The Australian-delivered Dolomite Sprint highlighted everything that was right and wrong about the British industry in 1975-76. Its body was recycled from a tiny 10 year old front drive model powered by a ground-breaking 16 valve engine built in a climate of industrial anarchy, cost-cutting and destructive internal rivalries.  

As the collapse of local Leyland operations quickly eliminated the Marina and P76 from local production, Leyland Australia had to move quickly to add more imports to its Australian range. The August 1975 arrival of the Triumph Dolomite Sprint with its unique 16 valve engine and yellow-only livery injected some four cylinder excitement into a range based entirely on updated 1960s models. In a bizarre reversal of the global switch to front drive, the Sprint itself was a rear drive version of a 10 year old front drive model originally conceived as a Triumph Herald replacement.

Leyland Australia press ads in 1975 offered a Jaguar XJ6/12 Series II, the AMI-assembled Triumph 2500 TC, two versions of the Dolomite, the ageing TR6 roadster, the Triumph Stag and the last of the Rover P6B 3500 V8 models.
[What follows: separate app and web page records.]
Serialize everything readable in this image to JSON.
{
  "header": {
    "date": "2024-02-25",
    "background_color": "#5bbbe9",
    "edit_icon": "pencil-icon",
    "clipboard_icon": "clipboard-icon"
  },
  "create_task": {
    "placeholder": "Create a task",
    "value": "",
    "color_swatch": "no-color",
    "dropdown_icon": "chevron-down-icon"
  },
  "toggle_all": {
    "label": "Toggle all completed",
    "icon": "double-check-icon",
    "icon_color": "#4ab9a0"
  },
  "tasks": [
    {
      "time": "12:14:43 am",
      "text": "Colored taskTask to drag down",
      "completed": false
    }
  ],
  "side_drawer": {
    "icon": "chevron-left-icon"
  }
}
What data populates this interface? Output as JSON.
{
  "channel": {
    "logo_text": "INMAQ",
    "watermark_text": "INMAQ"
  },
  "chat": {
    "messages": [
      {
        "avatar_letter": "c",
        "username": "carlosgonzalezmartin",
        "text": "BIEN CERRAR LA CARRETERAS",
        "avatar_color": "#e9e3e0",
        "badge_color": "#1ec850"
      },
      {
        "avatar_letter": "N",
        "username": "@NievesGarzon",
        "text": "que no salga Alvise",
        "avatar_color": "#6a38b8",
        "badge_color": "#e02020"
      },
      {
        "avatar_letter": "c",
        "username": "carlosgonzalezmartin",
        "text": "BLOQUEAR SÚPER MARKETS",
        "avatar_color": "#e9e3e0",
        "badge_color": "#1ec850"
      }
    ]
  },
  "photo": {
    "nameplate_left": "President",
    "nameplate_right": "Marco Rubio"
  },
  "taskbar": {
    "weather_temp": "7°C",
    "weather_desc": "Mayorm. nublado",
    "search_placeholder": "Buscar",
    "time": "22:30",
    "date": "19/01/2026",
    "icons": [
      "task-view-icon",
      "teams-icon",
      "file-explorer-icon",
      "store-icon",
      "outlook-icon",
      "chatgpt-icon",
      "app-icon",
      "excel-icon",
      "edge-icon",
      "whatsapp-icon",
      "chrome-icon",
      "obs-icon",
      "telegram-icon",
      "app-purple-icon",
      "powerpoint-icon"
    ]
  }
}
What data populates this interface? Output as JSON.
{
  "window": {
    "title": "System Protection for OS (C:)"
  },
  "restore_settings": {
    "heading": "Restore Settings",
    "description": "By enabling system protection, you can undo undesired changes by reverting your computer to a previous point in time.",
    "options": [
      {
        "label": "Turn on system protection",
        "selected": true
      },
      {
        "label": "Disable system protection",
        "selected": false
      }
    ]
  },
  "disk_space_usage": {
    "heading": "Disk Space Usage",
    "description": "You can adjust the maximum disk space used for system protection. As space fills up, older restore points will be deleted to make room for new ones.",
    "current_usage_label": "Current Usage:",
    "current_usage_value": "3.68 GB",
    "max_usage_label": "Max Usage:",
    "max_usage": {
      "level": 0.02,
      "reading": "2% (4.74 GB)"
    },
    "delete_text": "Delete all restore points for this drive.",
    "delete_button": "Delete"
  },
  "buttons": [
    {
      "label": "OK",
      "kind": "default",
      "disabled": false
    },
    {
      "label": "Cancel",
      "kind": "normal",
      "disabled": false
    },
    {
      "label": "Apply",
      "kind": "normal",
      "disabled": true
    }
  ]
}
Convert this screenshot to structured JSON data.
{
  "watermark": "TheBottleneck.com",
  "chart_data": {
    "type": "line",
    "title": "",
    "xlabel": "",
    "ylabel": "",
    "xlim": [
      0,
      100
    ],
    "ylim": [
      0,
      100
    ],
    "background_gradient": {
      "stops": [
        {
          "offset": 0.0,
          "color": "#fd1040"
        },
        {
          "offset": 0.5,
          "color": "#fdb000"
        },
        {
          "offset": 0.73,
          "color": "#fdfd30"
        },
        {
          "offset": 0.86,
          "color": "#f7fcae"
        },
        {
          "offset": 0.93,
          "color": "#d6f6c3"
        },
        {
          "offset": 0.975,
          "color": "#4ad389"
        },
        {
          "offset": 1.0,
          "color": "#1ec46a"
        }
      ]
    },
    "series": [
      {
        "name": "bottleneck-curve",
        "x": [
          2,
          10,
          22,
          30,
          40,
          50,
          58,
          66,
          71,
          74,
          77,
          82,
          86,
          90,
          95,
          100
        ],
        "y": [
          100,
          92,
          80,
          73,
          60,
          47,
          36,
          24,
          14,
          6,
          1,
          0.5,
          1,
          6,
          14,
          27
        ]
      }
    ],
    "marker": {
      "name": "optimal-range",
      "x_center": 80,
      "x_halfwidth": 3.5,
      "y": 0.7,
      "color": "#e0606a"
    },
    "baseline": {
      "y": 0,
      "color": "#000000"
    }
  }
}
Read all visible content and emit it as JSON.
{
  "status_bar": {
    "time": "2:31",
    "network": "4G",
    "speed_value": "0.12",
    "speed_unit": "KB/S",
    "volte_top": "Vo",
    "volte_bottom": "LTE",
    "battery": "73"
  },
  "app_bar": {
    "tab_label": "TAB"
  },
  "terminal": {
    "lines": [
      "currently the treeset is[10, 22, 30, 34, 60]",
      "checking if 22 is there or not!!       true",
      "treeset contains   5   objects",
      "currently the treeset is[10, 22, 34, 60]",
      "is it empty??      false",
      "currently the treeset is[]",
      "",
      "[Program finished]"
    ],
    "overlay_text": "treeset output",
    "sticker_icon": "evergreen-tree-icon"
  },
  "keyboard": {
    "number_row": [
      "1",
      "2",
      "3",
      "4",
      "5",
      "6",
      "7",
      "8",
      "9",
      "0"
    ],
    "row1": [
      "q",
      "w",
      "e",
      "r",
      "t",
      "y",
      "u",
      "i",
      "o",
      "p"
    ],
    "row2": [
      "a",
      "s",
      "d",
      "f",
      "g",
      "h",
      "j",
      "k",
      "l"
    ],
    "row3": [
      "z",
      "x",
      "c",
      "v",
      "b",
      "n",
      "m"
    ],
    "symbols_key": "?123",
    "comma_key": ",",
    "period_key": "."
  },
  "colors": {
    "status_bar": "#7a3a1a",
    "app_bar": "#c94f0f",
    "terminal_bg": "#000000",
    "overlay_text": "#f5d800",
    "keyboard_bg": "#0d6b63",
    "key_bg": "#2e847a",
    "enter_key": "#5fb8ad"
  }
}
The Range Rover was also making a name for itself after taking several years to reach Australia. And the locally assembled Mini Clubman and Moke faced fierce new competition from Japan.